But on the third year, upon hearing that the king of the Babylonians
made an expedition against the Egyptians, he did not pay his tribute; yet
was he disappointed of his hope, for the Egyptians durst not fight at this
time. And indeed the prophet Jeremiah foretold every day, how vainly they
relied on their hopes from Egypt, and how the city would be overthrown
by the king of Babylon, and Jehoiakim the king would be subdued by him.
But what he thus spake proved to be of no advantage to them, because there
were none that should escape; for both the multitude and the rulers, when
they heard him, had no concern about what they heard; but being displeased
at what was said, as if the prophet were a diviner against the king, they
accused Jeremiah, and bringing him before the court, they required that
a sentence and a punishment might be given against him. Now all the rest
gave their votes for his condemnation, but the elders refused, who prudently
sent away the prophet from the court of [the prison], and persuaded the
rest to do Jeremiah no harm; for they said that he was not the only person
who foretold what would come to the city, but that Micah signified the

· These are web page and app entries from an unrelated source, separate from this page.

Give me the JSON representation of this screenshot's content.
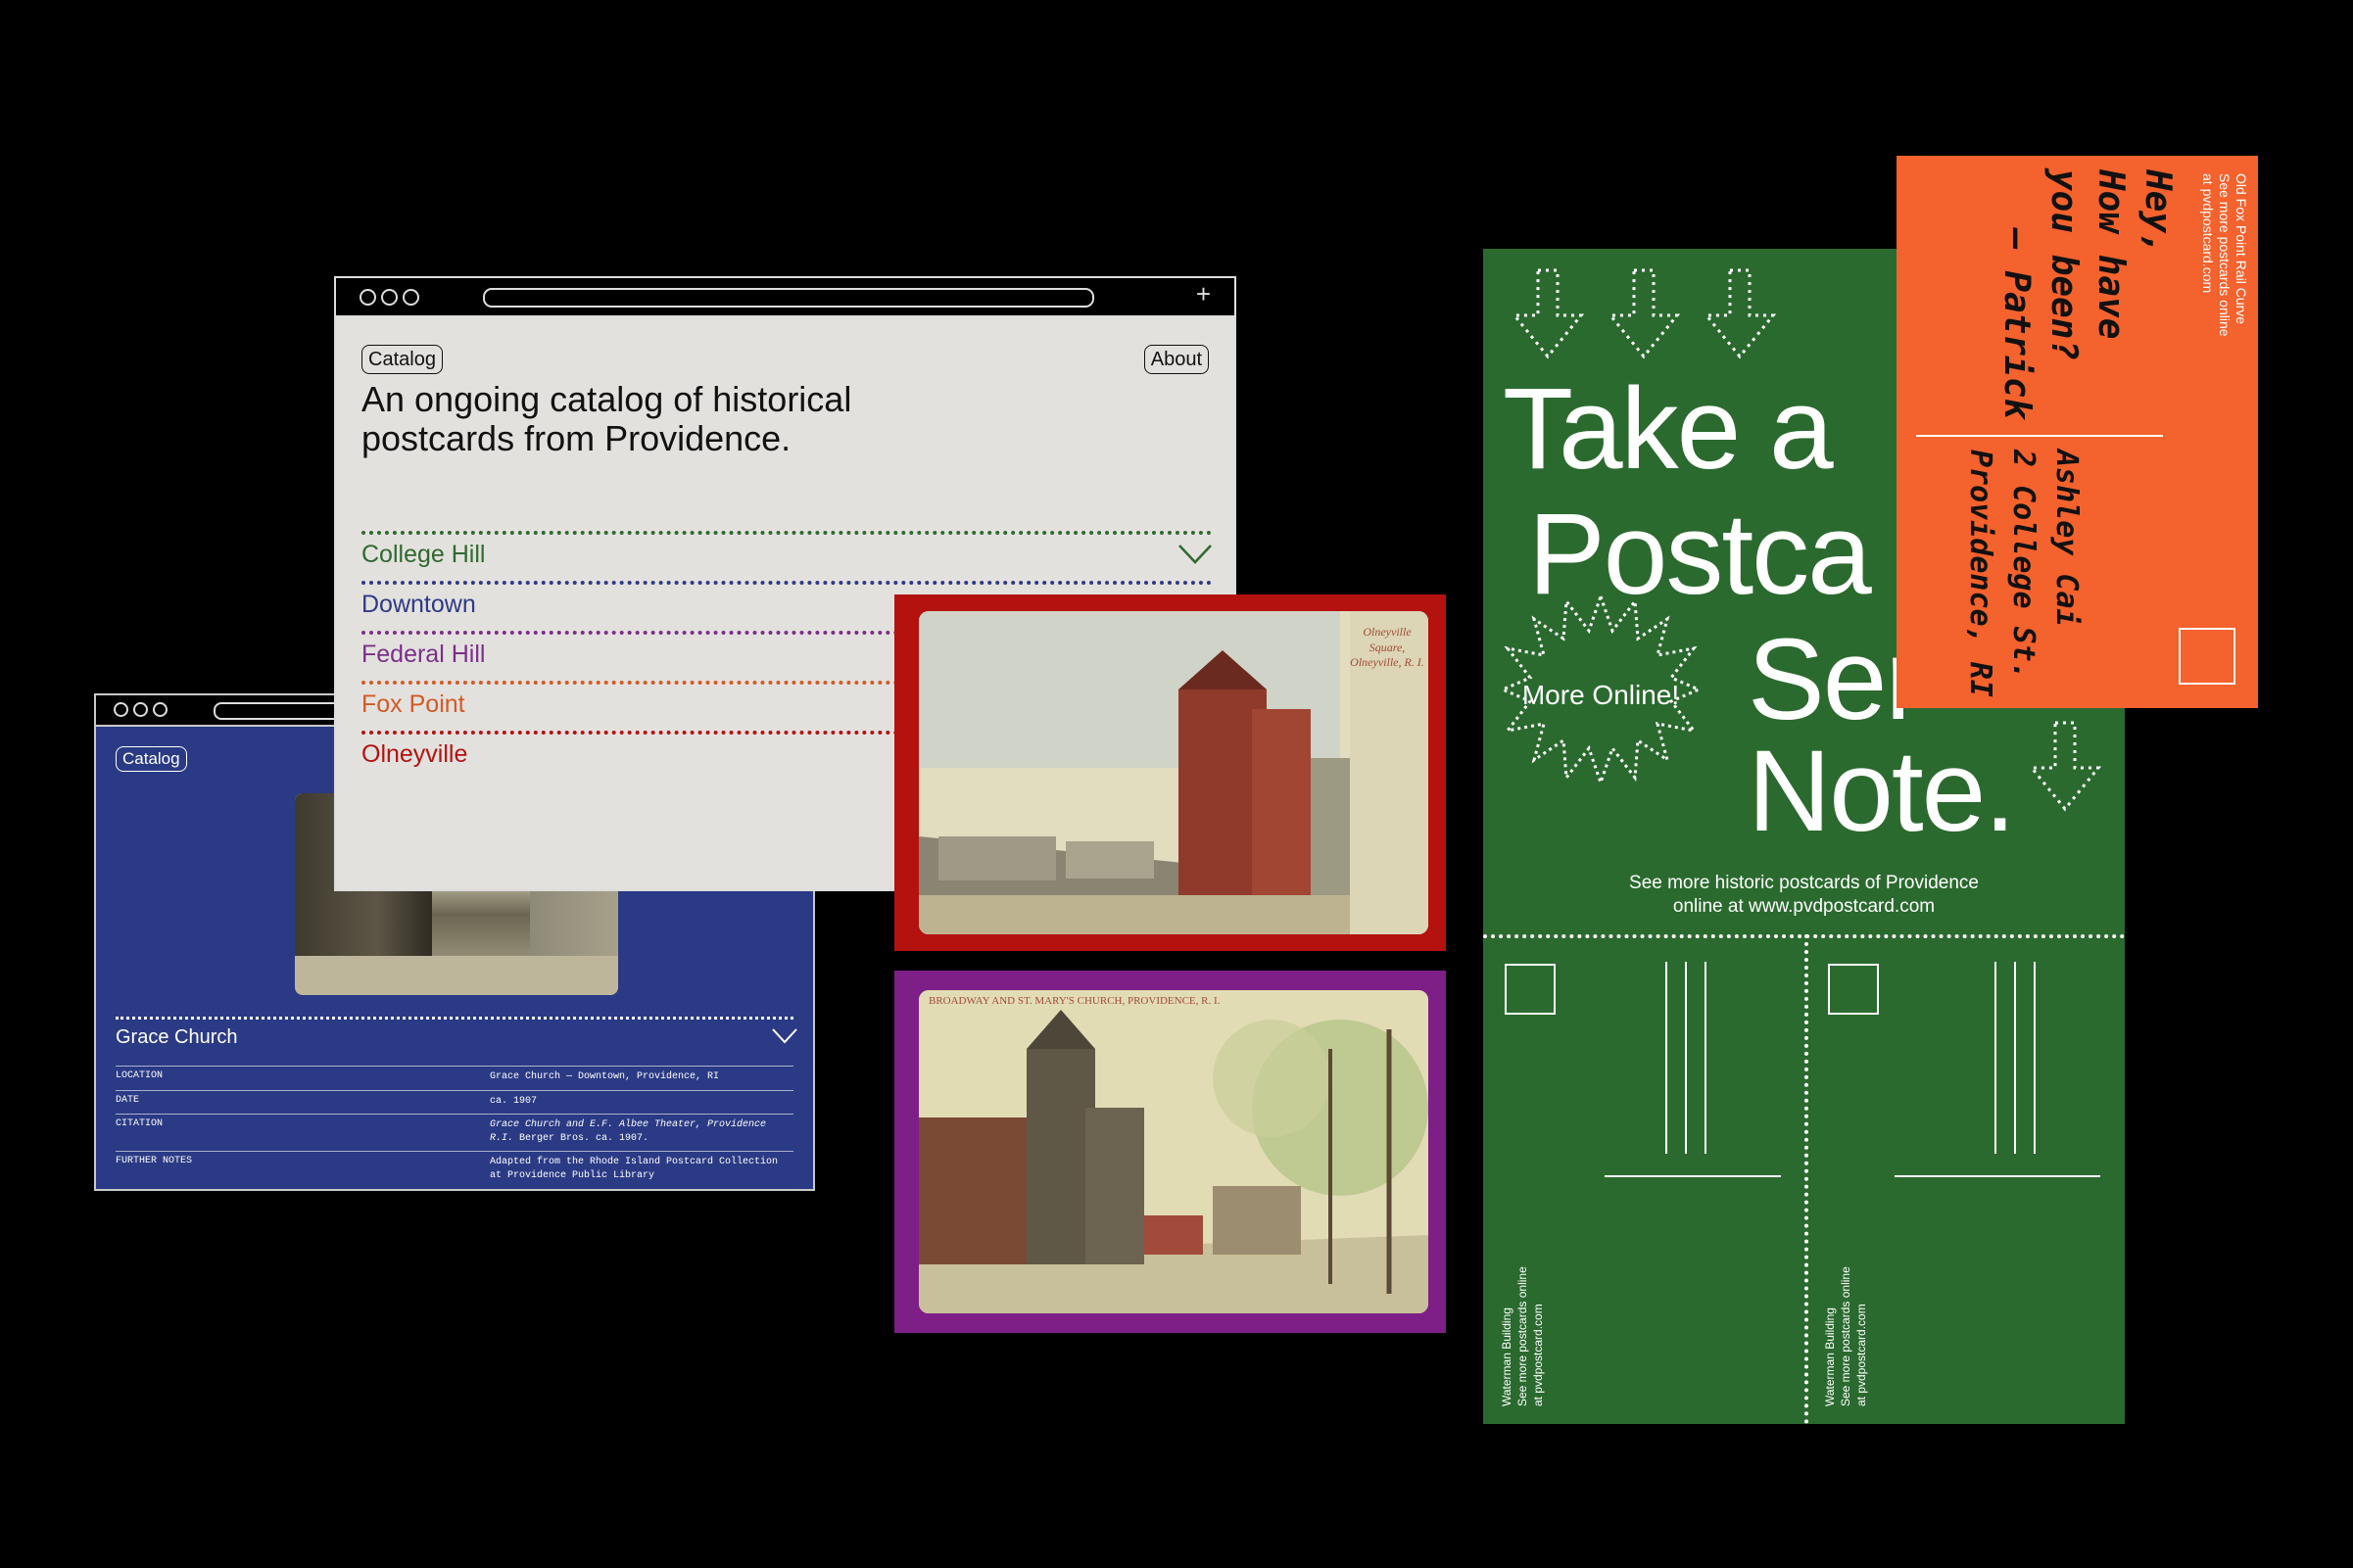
{
  "catalog_window": {
    "catalog_button": "Catalog",
    "about_button": "About",
    "title": "An ongoing catalog of historical postcards from Providence.",
    "categories": [
      {
        "label": "College Hill",
        "color": "#2f6a2e"
      },
      {
        "label": "Downtown",
        "color": "#2e3a86"
      },
      {
        "label": "Federal Hill",
        "color": "#7b2f88"
      },
      {
        "label": "Fox Point",
        "color": "#d35a24"
      },
      {
        "label": "Olneyville",
        "color": "#b3120f"
      }
    ]
  },
  "detail_window": {
    "catalog_button": "Catalog",
    "entry_title": "Grace Church",
    "rows": [
      {
        "key": "LOCATION",
        "value": "Grace Church — Downtown, Providence, RI"
      },
      {
        "key": "DATE",
        "value": "ca. 1907"
      },
      {
        "key": "CITATION",
        "value_italic": "Grace Church and E.F. Albee Theater, Providence R.I.",
        "value": " Berger Bros. ca. 1907."
      },
      {
        "key": "FURTHER NOTES",
        "value": "Adapted from the Rhode Island Postcard Collection at Providence Public Library"
      }
    ]
  },
  "postcards": {
    "red_caption": "Olneyville Square, Olneyville, R. I.",
    "purple_caption": "BROADWAY AND ST. MARY'S CHURCH, PROVIDENCE, R. I."
  },
  "green_card": {
    "headline_lines": [
      "Take a",
      "Postca",
      "Ser",
      "Note."
    ],
    "badge": "More Online!",
    "footer_line1": "See more historic postcards of Providence",
    "footer_line2": "online at www.pvdpostcard.com",
    "side_text_line1": "Waterman Building",
    "side_text_line2": "See more postcards online",
    "side_text_line3": "at pvdpostcard.com"
  },
  "orange_card": {
    "title": "Old Fox Point Rail Curve",
    "line2": "See more postcards online",
    "line3": "at pvdpostcard.com",
    "message": [
      "Hey,",
      "How have",
      "you been?",
      "– Patrick"
    ],
    "address": [
      "Ashley Cai",
      "2 College St.",
      "Providence, RI"
    ]
  },
  "colors": {
    "background": "#000000",
    "blue_window": "#2b3a85",
    "gray_window": "#e3e1de",
    "green_card": "#2b6a2f",
    "orange_card": "#f4622d",
    "red_frame": "#b3120f",
    "purple_frame": "#7d1f86"
  }
}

same before him, as well as many others, none of which suffered any thing
of the kings that then reigned, but were honored as the prophets of God.
So they mollified the multitude with these words, and delivered Jeremiah
from the punishment to which he was condemned. Now when this prophet had
written all his prophecies, and the people were fasting, and assembled
at the temple, on the ninth month of the fifth year of Jehoiakim, he read
the book he had composed of his predictions of what was to befall the city,
and the temple, and the multitude. And when the rulers heard of it, they
took the book from him, and bid him and Baruch the scribe to go their ways,
lest they should be discovered by one or other; but they carried the book,
and gave it to the king; so he gave order, in the presence of his friends,
that his scribe should take it, and read it. When the king heard what it
contained, he was angry, and tore it, and cast it into the fire, where
it was consumed. He also commanded that they should seek for Jeremiah,
and Baruch the scribe, and bring them to him, that they might be punished.
However, they escaped his anger.